# Your task:
From the records below, take each line where the string "items" shows up and copy it.

(Element data from apps and pages)

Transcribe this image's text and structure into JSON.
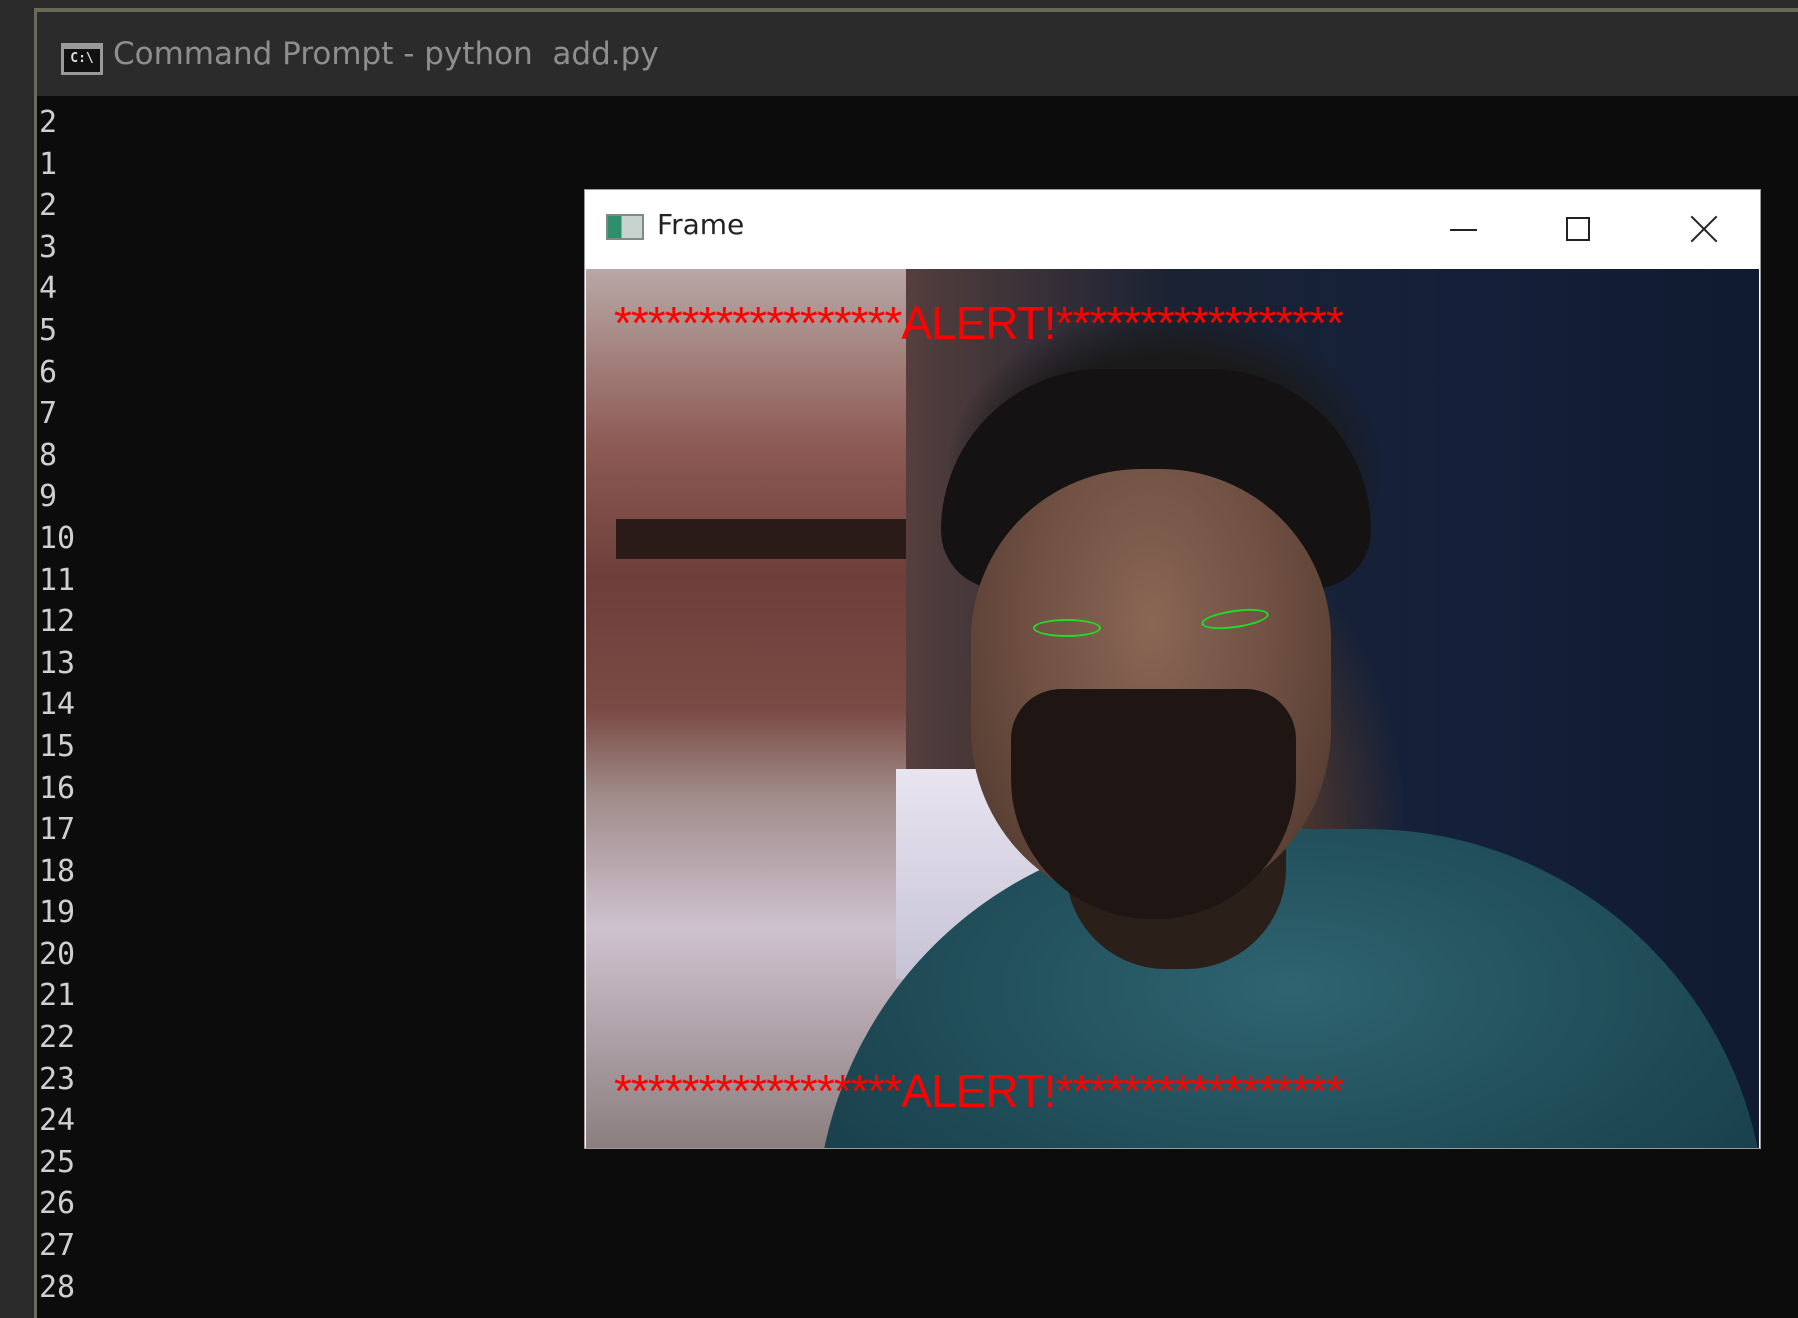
{
  "cmd": {
    "title": "Command Prompt - python  add.py",
    "icon_text": "C:\\",
    "lines": [
      "2",
      "1",
      "2",
      "3",
      "4",
      "5",
      "6",
      "7",
      "8",
      "9",
      "10",
      "11",
      "12",
      "13",
      "14",
      "15",
      "16",
      "17",
      "18",
      "19",
      "20",
      "21",
      "22",
      "23",
      "24",
      "25",
      "26",
      "27",
      "28"
    ]
  },
  "frame": {
    "title": "Frame",
    "alert_top": "*****************ALERT!*****************",
    "alert_bottom": "*****************ALERT!*****************",
    "alert_color": "#ff0000",
    "eye_contour_color": "#1fdc28"
  }
}
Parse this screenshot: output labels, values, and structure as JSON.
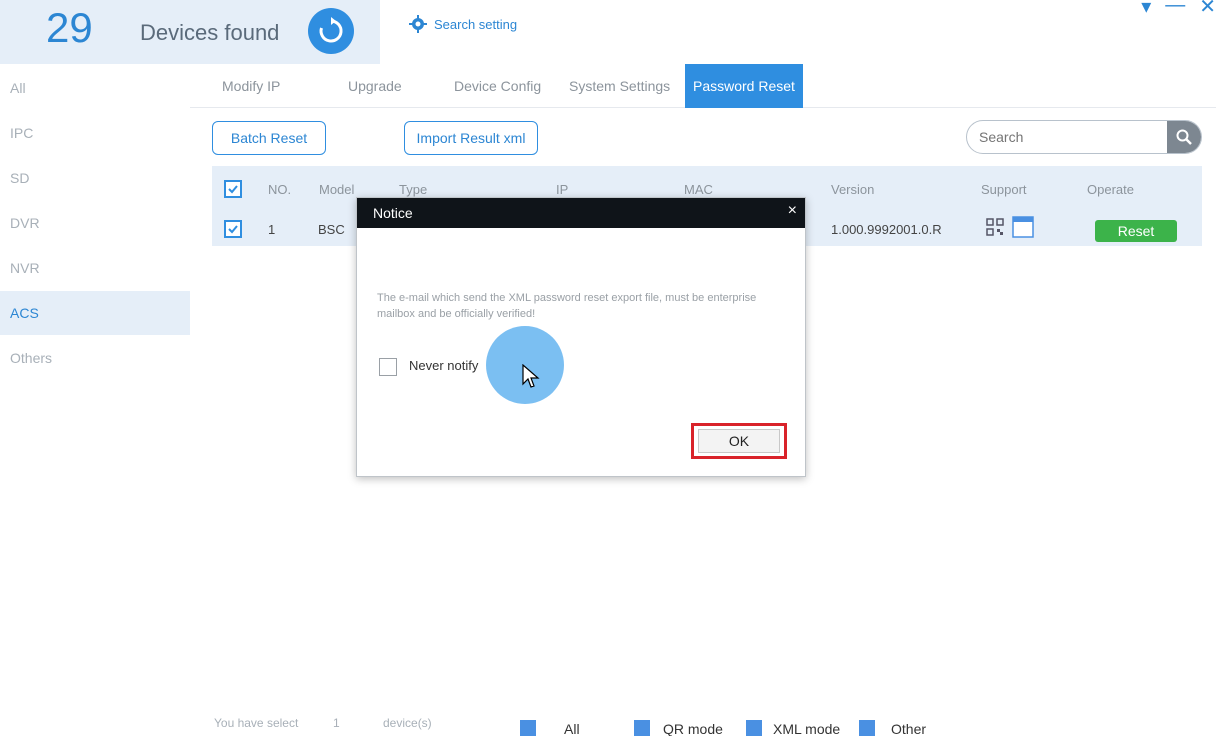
{
  "header": {
    "device_count": "29",
    "found_label": "Devices found",
    "search_setting": "Search setting"
  },
  "sidebar": {
    "items": [
      {
        "label": "All"
      },
      {
        "label": "IPC"
      },
      {
        "label": "SD"
      },
      {
        "label": "DVR"
      },
      {
        "label": "NVR"
      },
      {
        "label": "ACS"
      },
      {
        "label": "Others"
      }
    ],
    "active": "ACS"
  },
  "tabs": [
    {
      "label": "Modify IP"
    },
    {
      "label": "Upgrade"
    },
    {
      "label": "Device Config"
    },
    {
      "label": "System Settings"
    },
    {
      "label": "Password Reset"
    }
  ],
  "toolbar": {
    "batch_reset": "Batch Reset",
    "import_result": "Import Result xml",
    "search_placeholder": "Search"
  },
  "table": {
    "headers": {
      "no": "NO.",
      "model": "Model",
      "type": "Type",
      "ip": "IP",
      "mac": "MAC",
      "version": "Version",
      "support": "Support",
      "operate": "Operate"
    },
    "rows": [
      {
        "no": "1",
        "model": "BSC",
        "version": "1.000.9992001.0.R",
        "action": "Reset"
      }
    ]
  },
  "dialog": {
    "title": "Notice",
    "close": "×",
    "message": "The e-mail which send the XML password reset export file, must be enterprise mailbox and be officially verified!",
    "never_notify": "Never notify",
    "ok": "OK"
  },
  "footer": {
    "select_prefix": "You have select",
    "select_count": "1",
    "select_suffix": "device(s)",
    "legend": [
      {
        "label": "All"
      },
      {
        "label": "QR mode"
      },
      {
        "label": "XML mode"
      },
      {
        "label": "Other"
      }
    ]
  },
  "colors": {
    "accent": "#2f8ee0",
    "active_bg": "#e5eef8",
    "success": "#3cb34a",
    "highlight": "#d9232a"
  }
}
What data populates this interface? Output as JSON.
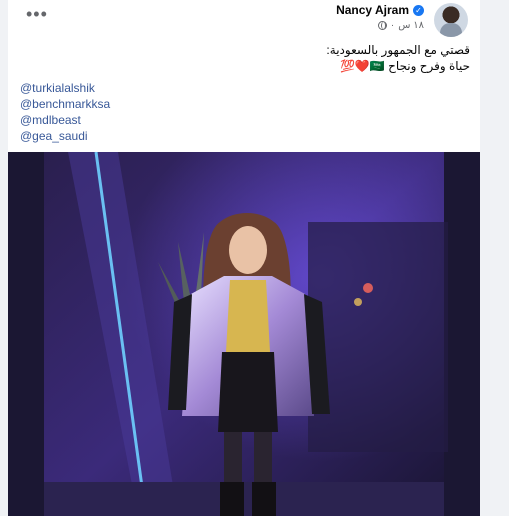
{
  "post": {
    "author": "Nancy Ajram",
    "time": "١٨ س",
    "caption_lines": [
      "قصتي مع الجمهور بالسعودية:",
      "حياة وفرح ونجاح 🇸🇦❤️💯"
    ],
    "mentions": [
      "@turkialalshik",
      "@benchmarkksa",
      "@mdlbeast",
      "@gea_saudi"
    ]
  },
  "icons": {
    "more": "more-options-icon",
    "verified": "verified-badge-icon",
    "audience": "globe-icon"
  },
  "colors": {
    "link": "#385898",
    "verified": "#1877f2",
    "page_bg": "#f0f2f5"
  }
}
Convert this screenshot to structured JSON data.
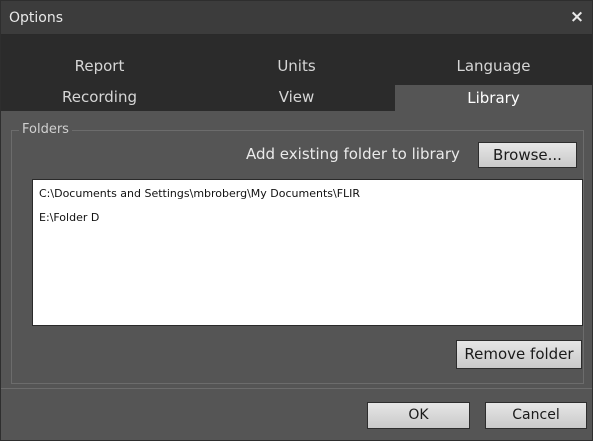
{
  "window": {
    "title": "Options",
    "close_icon": "close-icon"
  },
  "tabs": {
    "row1": [
      {
        "label": "Report"
      },
      {
        "label": "Units"
      },
      {
        "label": "Language"
      }
    ],
    "row2": [
      {
        "label": "Recording"
      },
      {
        "label": "View"
      },
      {
        "label": "Library",
        "active": true
      }
    ]
  },
  "library": {
    "group_label": "Folders",
    "add_label": "Add existing folder to library",
    "browse_label": "Browse...",
    "folders": [
      "C:\\Documents and Settings\\mbroberg\\My Documents\\FLIR",
      "E:\\Folder D"
    ],
    "remove_label": "Remove folder"
  },
  "footer": {
    "ok_label": "OK",
    "cancel_label": "Cancel"
  },
  "colors": {
    "dialog_bg": "#555555",
    "tab_bar_bg": "#2b2b2b",
    "active_tab_bg": "#555555",
    "title_bg": "#3c3c3c"
  }
}
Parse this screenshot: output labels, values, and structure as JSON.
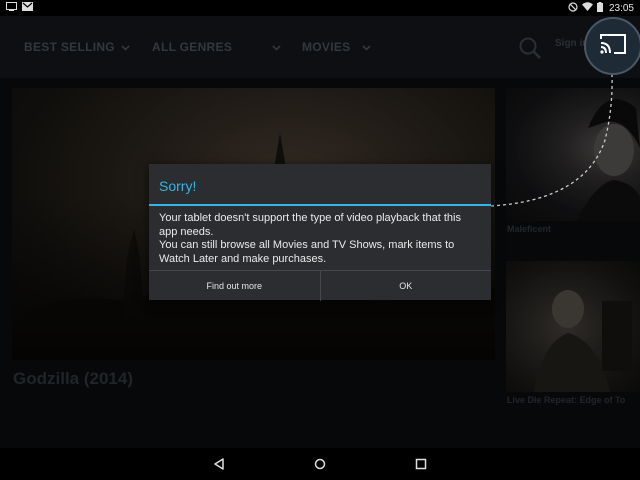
{
  "status_bar": {
    "left_icons": [
      "screen-icon",
      "gmail-icon"
    ],
    "right_icons": [
      "do-not-disturb-icon",
      "wifi-icon",
      "battery-icon"
    ],
    "time": "23:05"
  },
  "header": {
    "filters": [
      {
        "label": "BEST SELLING"
      },
      {
        "label": "ALL GENRES"
      },
      {
        "label": "MOVIES"
      }
    ],
    "sign_in": "Sign in"
  },
  "content": {
    "featured_title": "Godzilla (2014)",
    "tiles": [
      {
        "caption": "Maleficent"
      },
      {
        "caption": "Live Die Repeat: Edge of To"
      }
    ]
  },
  "dialog": {
    "title": "Sorry!",
    "message_lines": [
      "Your tablet doesn't support the type of video playback that this",
      "app needs.",
      "You can still browse all Movies and TV Shows, mark items to",
      "Watch Later and make purchases."
    ],
    "buttons": {
      "find_out_more": "Find out more",
      "ok": "OK"
    }
  },
  "colors": {
    "accent": "#33b5e5",
    "dialog_bg": "#2b2d31",
    "header_bg": "#191d24"
  },
  "nav_bar": [
    "back-icon",
    "home-icon",
    "recents-icon"
  ]
}
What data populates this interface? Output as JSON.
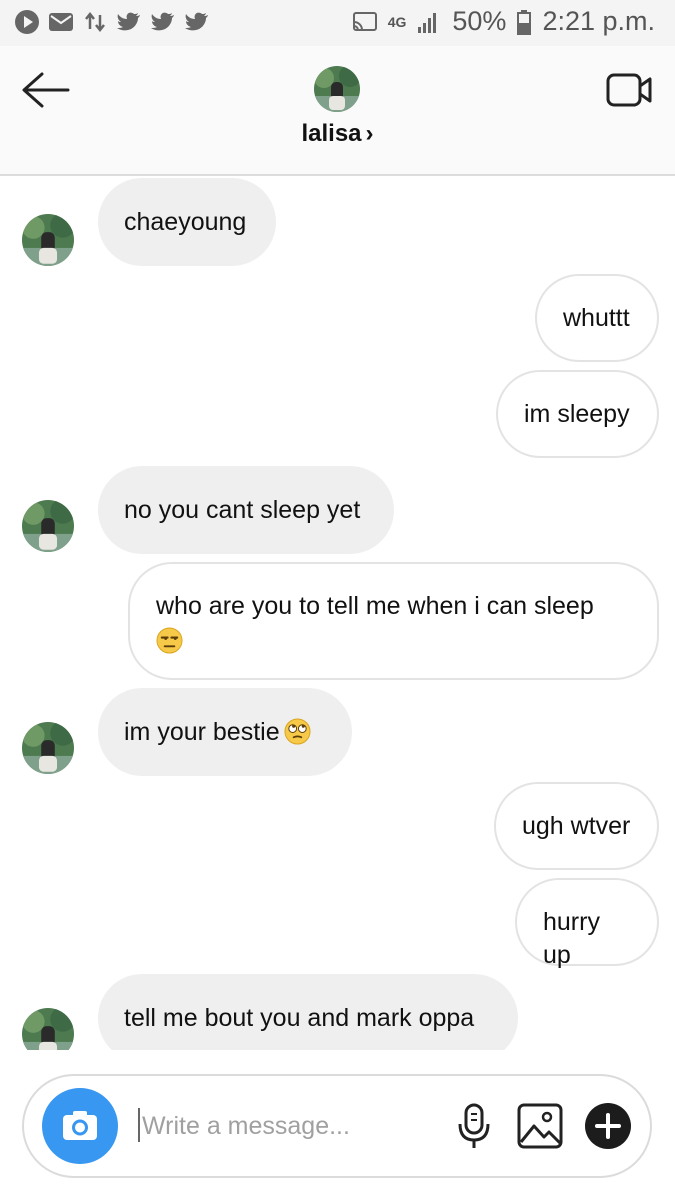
{
  "status_bar": {
    "battery": "50%",
    "time": "2:21 p.m.",
    "network": "4G",
    "icons": [
      "play-icon",
      "mail-icon",
      "transfer-icon",
      "twitter-icon",
      "twitter-icon",
      "twitter-icon",
      "cast-icon",
      "signal-icon",
      "battery-icon"
    ]
  },
  "header": {
    "title": "lalisa",
    "chevron": "›",
    "back_icon": "back-arrow-icon",
    "video_icon": "video-camera-icon"
  },
  "messages": [
    {
      "side": "in",
      "text": "chaeyoung"
    },
    {
      "side": "out",
      "text": "whuttt"
    },
    {
      "side": "out",
      "text": "im sleepy"
    },
    {
      "side": "in",
      "text": "no you cant sleep yet"
    },
    {
      "side": "out",
      "text": "who are you to tell me when i can sleep",
      "emoji": "unamused-face"
    },
    {
      "side": "in",
      "text": "im your bestie",
      "emoji": "rolling-eyes-face"
    },
    {
      "side": "out",
      "text": "ugh wtver"
    },
    {
      "side": "out",
      "text": "hurry up"
    },
    {
      "side": "in",
      "text": "tell me bout you and mark oppa"
    }
  ],
  "composer": {
    "placeholder": "Write a message...",
    "camera_icon": "camera-icon",
    "mic_icon": "microphone-icon",
    "gallery_icon": "image-gallery-icon",
    "add_icon": "plus-icon"
  },
  "colors": {
    "accent": "#3897f0",
    "incoming_bubble": "#efefef",
    "outgoing_border": "#e3e3e3"
  }
}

# Answer section:
    "items": [
      "You can still browse all Movies and TV Shows, mark items to",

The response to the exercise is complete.